After Brian DePalma’s adaptation of Stephen King’s novel Carrie hit big the race was on to adapt the author’s books pretty much as fast as he could publish them. Second out the gate was Salem’s Lot, a television miniseries on King’s vampire infested prose that was helmed by Texas Chainsaw director Tobe Hooper.
Salem’s Lot has always been one of my favorite of King’s virtually inhuman output, due to the effortless melding of old and new sensibilities. Traditional old scary Scooby-Doo houses and graveyards after dark are invigorated with more modern concepts as the vampirism spreading slowly throughout the town is comparable to a virus conquering antibodies in a host until the town slowly dies.
Author Ben Mears (Hutch from TV’s Starskey & Hutch) has returned to his childhood town of Salem’s Lot in Maine to write a book about the old Marsden house, a creepy mansion with a dark history that holds traumatic memories for him.

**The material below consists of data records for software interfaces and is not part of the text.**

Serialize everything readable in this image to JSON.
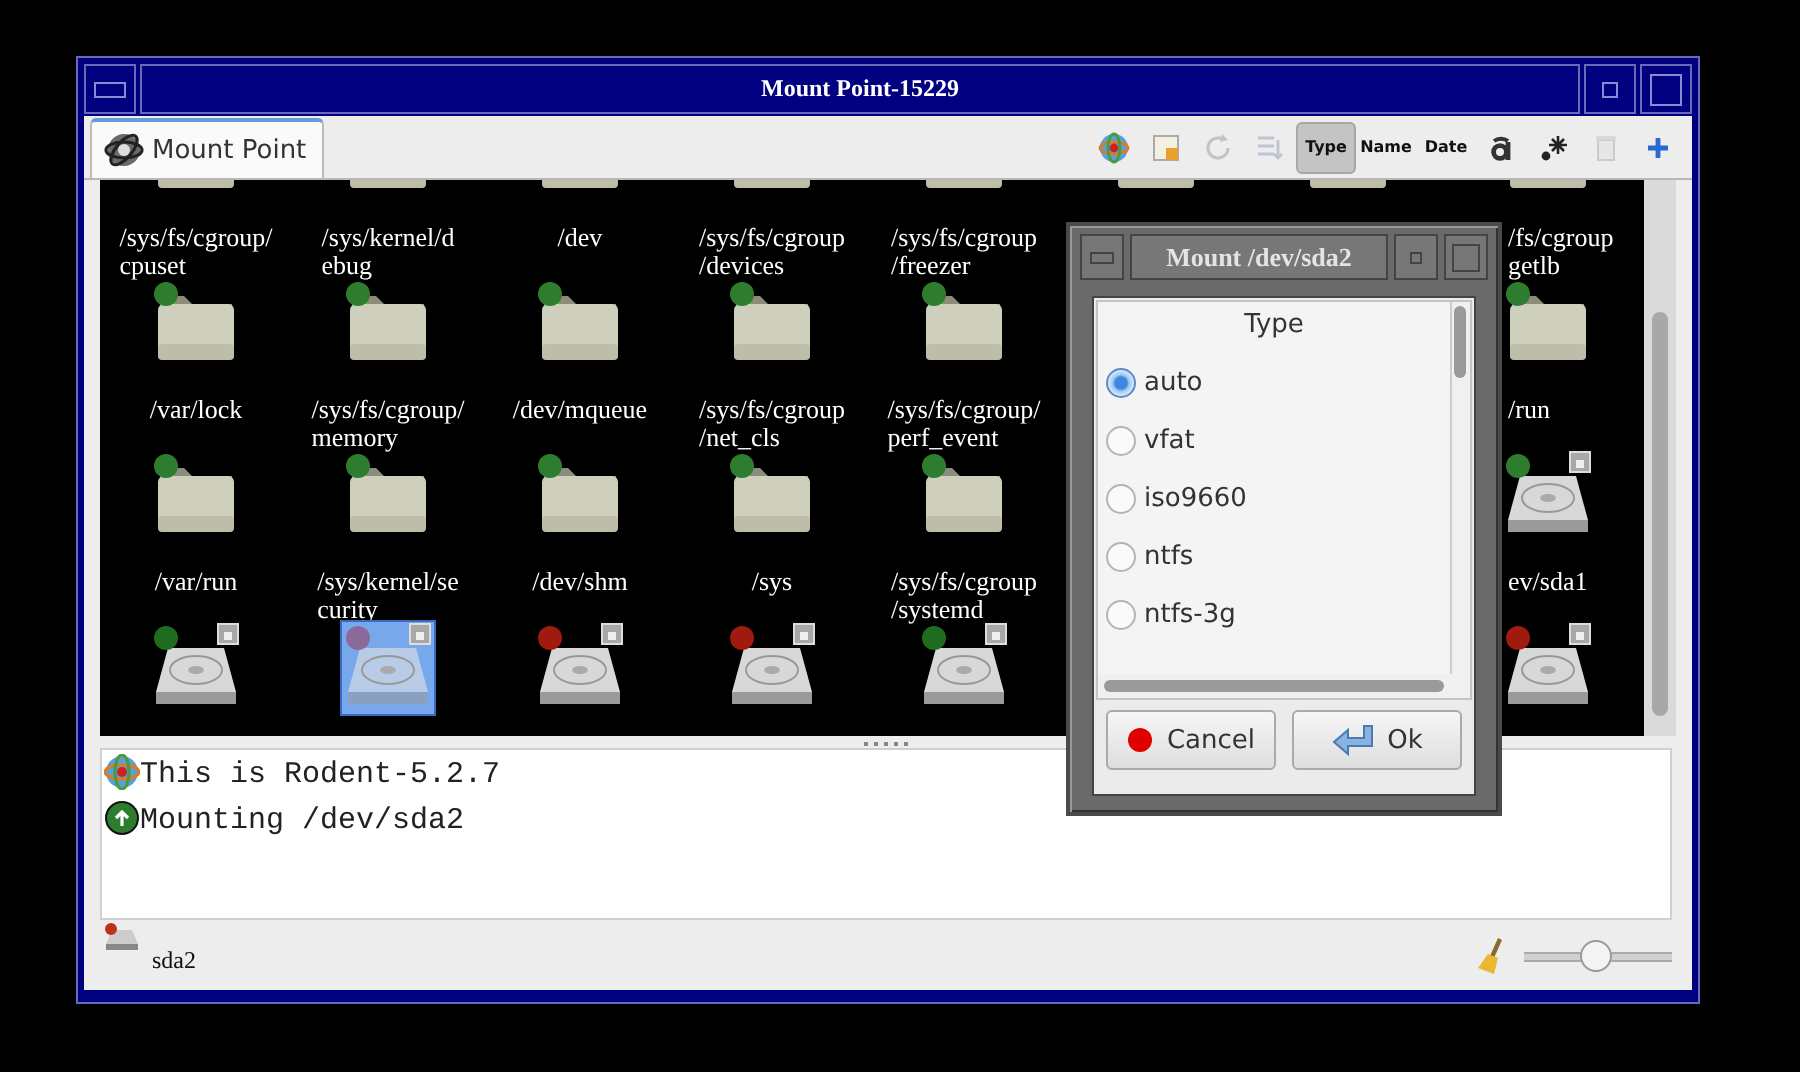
{
  "window": {
    "title": "Mount Point-15229"
  },
  "tabs": [
    {
      "label": "Mount Point",
      "selected": true
    }
  ],
  "toolbar": [
    {
      "kind": "icon",
      "disabled": false
    },
    {
      "kind": "icon",
      "disabled": false
    },
    {
      "kind": "icon",
      "disabled": true
    },
    {
      "kind": "icon",
      "disabled": true
    },
    {
      "kind": "sort",
      "label": "Type",
      "selected": true
    },
    {
      "kind": "sort",
      "label": "Name",
      "selected": false
    },
    {
      "kind": "sort",
      "label": "Date",
      "selected": false
    },
    {
      "kind": "icon",
      "disabled": false
    },
    {
      "kind": "icon",
      "disabled": false
    },
    {
      "kind": "icon",
      "disabled": true
    },
    {
      "kind": "icon",
      "disabled": false
    }
  ],
  "icon_grid": {
    "rows": [
      {
        "items": [
          {
            "kind": "folder",
            "label": "/sys/fs/cgroup/\ncpuset",
            "selected": false
          },
          {
            "kind": "folder",
            "label": "/sys/kernel/d\nebug",
            "selected": false
          },
          {
            "kind": "folder",
            "label": "/dev",
            "selected": false
          },
          {
            "kind": "folder",
            "label": "/sys/fs/cgroup\n/devices",
            "selected": false
          },
          {
            "kind": "folder",
            "label": "/sys/fs/cgroup\n/freezer",
            "selected": false
          },
          {
            "kind": "folder",
            "selected": false
          },
          {
            "kind": "folder",
            "selected": false
          },
          {
            "kind": "folder",
            "label": "/fs/cgroup\ngetlb",
            "selected": false
          }
        ]
      },
      {
        "items": [
          {
            "kind": "folder",
            "color": "#2e7d2e",
            "label": "/var/lock",
            "selected": false
          },
          {
            "kind": "folder",
            "color": "#2e7d2e",
            "label": "/sys/fs/cgroup/\nmemory",
            "selected": false
          },
          {
            "kind": "folder",
            "color": "#2e7d2e",
            "label": "/dev/mqueue",
            "selected": false
          },
          {
            "kind": "folder",
            "color": "#2e7d2e",
            "label": "/sys/fs/cgroup\n/net_cls",
            "selected": false
          },
          {
            "kind": "folder",
            "color": "#2e7d2e",
            "label": "/sys/fs/cgroup/\nperf_event",
            "selected": false
          },
          {
            "kind": "covered"
          },
          {
            "kind": "covered"
          },
          {
            "kind": "folder",
            "color": "#2e7d2e",
            "label": "/run",
            "selected": false
          }
        ]
      },
      {
        "items": [
          {
            "kind": "folder",
            "color": "#2e7d2e",
            "label": "/var/run",
            "selected": false
          },
          {
            "kind": "folder",
            "color": "#2e7d2e",
            "label": "/sys/kernel/se\ncurity",
            "selected": false
          },
          {
            "kind": "folder",
            "color": "#2e7d2e",
            "label": "/dev/shm",
            "selected": false
          },
          {
            "kind": "folder",
            "color": "#2e7d2e",
            "label": "/sys",
            "selected": false
          },
          {
            "kind": "folder",
            "color": "#2e7d2e",
            "label": "/sys/fs/cgroup\n/systemd",
            "selected": false
          },
          {
            "kind": "covered"
          },
          {
            "kind": "covered"
          },
          {
            "kind": "disk",
            "color": "#2e7d2e",
            "label": "ev/sda1",
            "selected": false
          }
        ]
      },
      {
        "items": [
          {
            "kind": "disk",
            "color": "#1f6b1f",
            "selected": false
          },
          {
            "kind": "disk",
            "color": "#8a6a9a",
            "selected": true
          },
          {
            "kind": "disk",
            "color": "#a01a10",
            "selected": false
          },
          {
            "kind": "disk",
            "color": "#a01a10",
            "selected": false
          },
          {
            "kind": "disk",
            "color": "#1f6b1f",
            "selected": false
          },
          {
            "kind": "covered"
          },
          {
            "kind": "covered"
          },
          {
            "kind": "disk",
            "color": "#a01a10",
            "selected": false
          }
        ]
      }
    ]
  },
  "log": [
    {
      "kind": "info",
      "text": "This is Rodent-5.2.7"
    },
    {
      "kind": "mount",
      "text": "Mounting /dev/sda2"
    }
  ],
  "status_bar": {
    "device": "sda2",
    "zoom": {
      "level": 0.49
    }
  },
  "dialog": {
    "title": "Mount /dev/sda2",
    "list_header": "Type",
    "options": [
      {
        "label": "auto",
        "selected": true
      },
      {
        "label": "vfat",
        "selected": false
      },
      {
        "label": "iso9660",
        "selected": false
      },
      {
        "label": "ntfs",
        "selected": false
      },
      {
        "label": "ntfs-3g",
        "selected": false
      }
    ],
    "buttons": [
      {
        "kind": "cancel",
        "label": "Cancel"
      },
      {
        "kind": "ok",
        "label": "Ok"
      }
    ]
  }
}
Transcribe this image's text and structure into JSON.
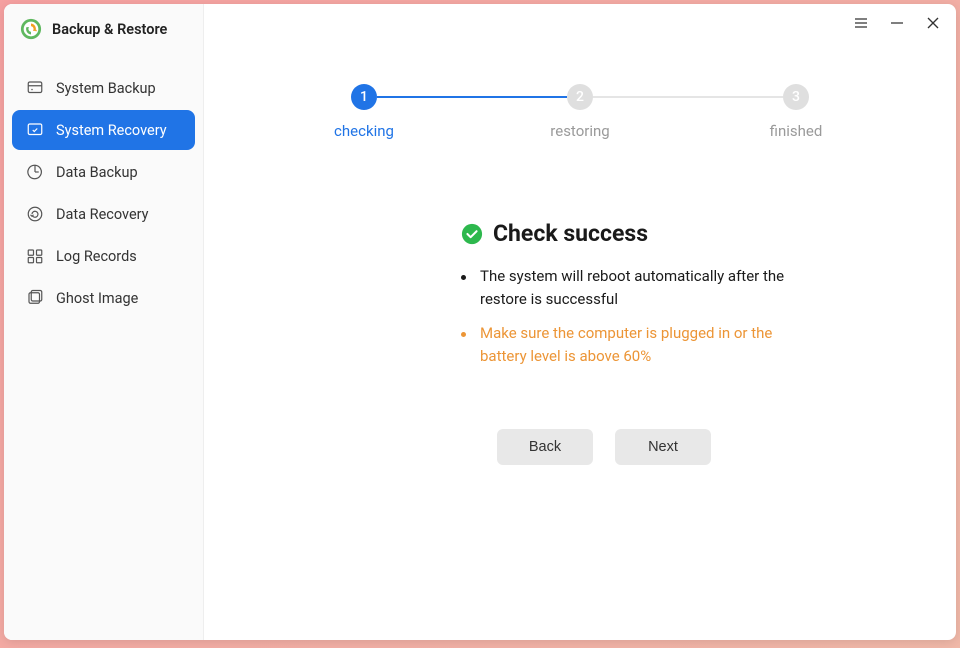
{
  "app": {
    "title": "Backup & Restore"
  },
  "sidebar": {
    "items": [
      {
        "label": "System Backup",
        "name": "sidebar-item-system-backup"
      },
      {
        "label": "System Recovery",
        "name": "sidebar-item-system-recovery"
      },
      {
        "label": "Data Backup",
        "name": "sidebar-item-data-backup"
      },
      {
        "label": "Data Recovery",
        "name": "sidebar-item-data-recovery"
      },
      {
        "label": "Log Records",
        "name": "sidebar-item-log-records"
      },
      {
        "label": "Ghost Image",
        "name": "sidebar-item-ghost-image"
      }
    ],
    "activeIndex": 1
  },
  "wizard": {
    "steps": [
      {
        "num": "1",
        "label": "checking",
        "active": true
      },
      {
        "num": "2",
        "label": "restoring",
        "active": false
      },
      {
        "num": "3",
        "label": "finished",
        "active": false
      }
    ]
  },
  "content": {
    "title": "Check success",
    "messages": [
      {
        "text": "The system will reboot automatically after the restore is successful",
        "type": "normal"
      },
      {
        "text": "Make sure the computer is plugged in or the battery level is above 60%",
        "type": "warning"
      }
    ]
  },
  "buttons": {
    "back": "Back",
    "next": "Next"
  },
  "colors": {
    "accent": "#2074e6",
    "warning": "#ec9536",
    "success": "#2db84d"
  }
}
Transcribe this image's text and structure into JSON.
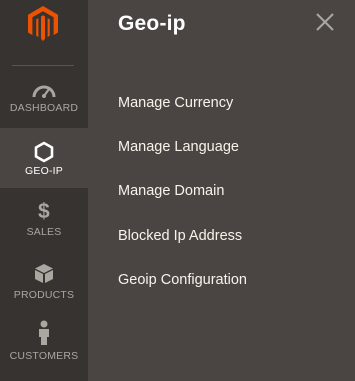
{
  "colors": {
    "sidebar_bg": "#373330",
    "panel_bg": "#4a4542",
    "brand_orange": "#eb5202",
    "nav_text": "#aaa6a0",
    "active_text": "#ffffff"
  },
  "logo": {
    "icon": "magento-logo-icon"
  },
  "sidebar": {
    "items": [
      {
        "label": "DASHBOARD",
        "icon": "gauge-icon",
        "active": false
      },
      {
        "label": "GEO-IP",
        "icon": "hexagon-icon",
        "active": true
      },
      {
        "label": "SALES",
        "icon": "dollar-icon",
        "active": false
      },
      {
        "label": "PRODUCTS",
        "icon": "cube-icon",
        "active": false
      },
      {
        "label": "CUSTOMERS",
        "icon": "person-icon",
        "active": false
      }
    ]
  },
  "panel": {
    "title": "Geo-ip",
    "close_icon": "close-icon",
    "links": [
      "Manage Currency",
      "Manage Language",
      "Manage Domain",
      "Blocked Ip Address",
      "Geoip Configuration"
    ]
  }
}
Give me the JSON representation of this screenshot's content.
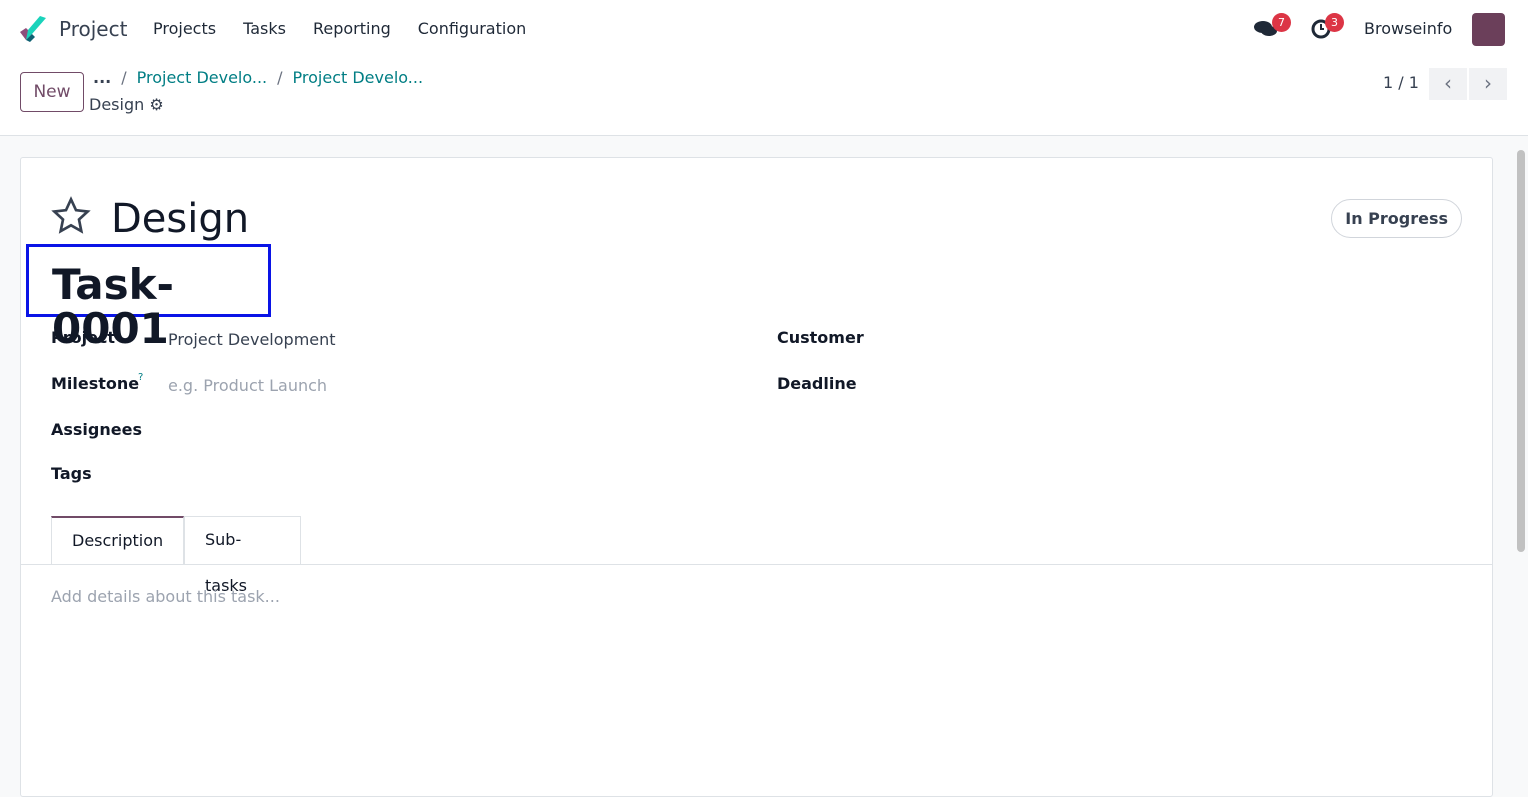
{
  "nav": {
    "app": "Project",
    "menu": [
      "Projects",
      "Tasks",
      "Reporting",
      "Configuration"
    ],
    "messages_count": "7",
    "activities_count": "3",
    "user": "Browseinfo"
  },
  "control": {
    "new_label": "New",
    "ellipsis": "...",
    "breadcrumbs": [
      "Project Develo...",
      "Project Develo..."
    ],
    "current": "Design",
    "pager": "1 / 1"
  },
  "task": {
    "name": "Design",
    "status": "In Progress",
    "reference": "Task-0001",
    "fields": {
      "project_label": "Project",
      "project_value": "Project Development",
      "milestone_label": "Milestone",
      "milestone_help": "?",
      "milestone_placeholder": "e.g. Product Launch",
      "assignees_label": "Assignees",
      "tags_label": "Tags",
      "customer_label": "Customer",
      "deadline_label": "Deadline"
    },
    "tabs": [
      "Description",
      "Sub-tasks"
    ],
    "description_placeholder": "Add details about this task..."
  }
}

As he gets reaquainted with his old neighbourhood he sparks up a burgeoning romance with Susan (John McClane’s wife from Die Hard) and reconnects with his old English teacher but while Mears takes a stroll down memory lane another newcomer in town is making his mark. The sinister Mr Straker (James Mason classing up the joint with his silken vocals) has opened up a antique store in house and, with his mysterious, unseen business partner Mr. Barlow, has moved into the Marsden place much to Ben’s unease.
Soon the disappearance of a young boy in town (which coincides with the delivery of a massive crate to the old house) sparks off many disturbing and escalating occurrences that eventually reveal that, thanks to Straker and Barlow, Salem’s Lot has come down with a particularly nasty case of Vampirism. As the fanged epidemic slowly claims the blissfully unaware town like an undead cancer, Mears and local boy Mark discover this insidious plot and desperately strive to halt the steady rise in the population of pointy toothed bastards but it may already be too late.
Just because Salem’s Lot was made in 1979 for television doesn’t mean the adaptation is wearing kids gloves when it comes to scares. Not only does it boast some well crafted jump scares for the medium but some unleashes some genuinely unsettling imagery that must have freaked the living shit out of viewers huddled round the tube at the time. The sight of a grey-skinned, recently deceased child floating outside his brother’s window, scratching on the window pane with elongated finger nails and beaming at him with a cluster of yellow fangs poking out from his gums isn’t enough to loosen up your bowels even a tad then you may very well be as dead as the vampires themselves. Similarly another child victim leaping out of his uncovered grave to give the world’s most damaging hickey to a horrified onlooker and the assault on Mark’s family by the hideous-looking Mr Barlow also work hard to successfully reduce your ability to sleep. In fact Barlow’s visage in particular is fairly hair-raising as his pallor, bloodshot eyes and dental work that resembles a ripped out fireplace strongly recalls the 1922 Nosferatu if he had been ravaged by a persistent meth addiction.
Hooper, an old hand at drawing out horrific tension while not needing to spray the place in viscera thanks to his peerless work with Texan power tools, proves that his devastating debut was no fluke although the gargantuan, three hour running time does admittedly tend to drag a bit and leaves you… well, drained. The bulk of this epic length is due to Hooper’s insistence of diligently following the book’s style of getting to know a fair amount of Salem’s Lot’s populace before they all become “evening people” but in the face of an unrelenting tide of yellow-eyed blood suckers, the wandering pee-pee of a bed hopping realtor (an impossibly young Fred Willard) or Mike’s father fussing on whether he will grow out of magic tricks seem important in fleshing out the supporting cast but ultimately insignificant.
While some may probably find that Salem’s Lot may be too dated (it carries the burden of being made for television in the late 70’s so every jump scare is unsubtlely highlighted by a prolonged fart of high pitched trumpets and crashing percussion) it’s well made enough and boast enough legitimate scares to stand with the best and brightest the vampire genre has to offer.
Ironically, the vampires may suck but rest assured, Salem’s Lot does not.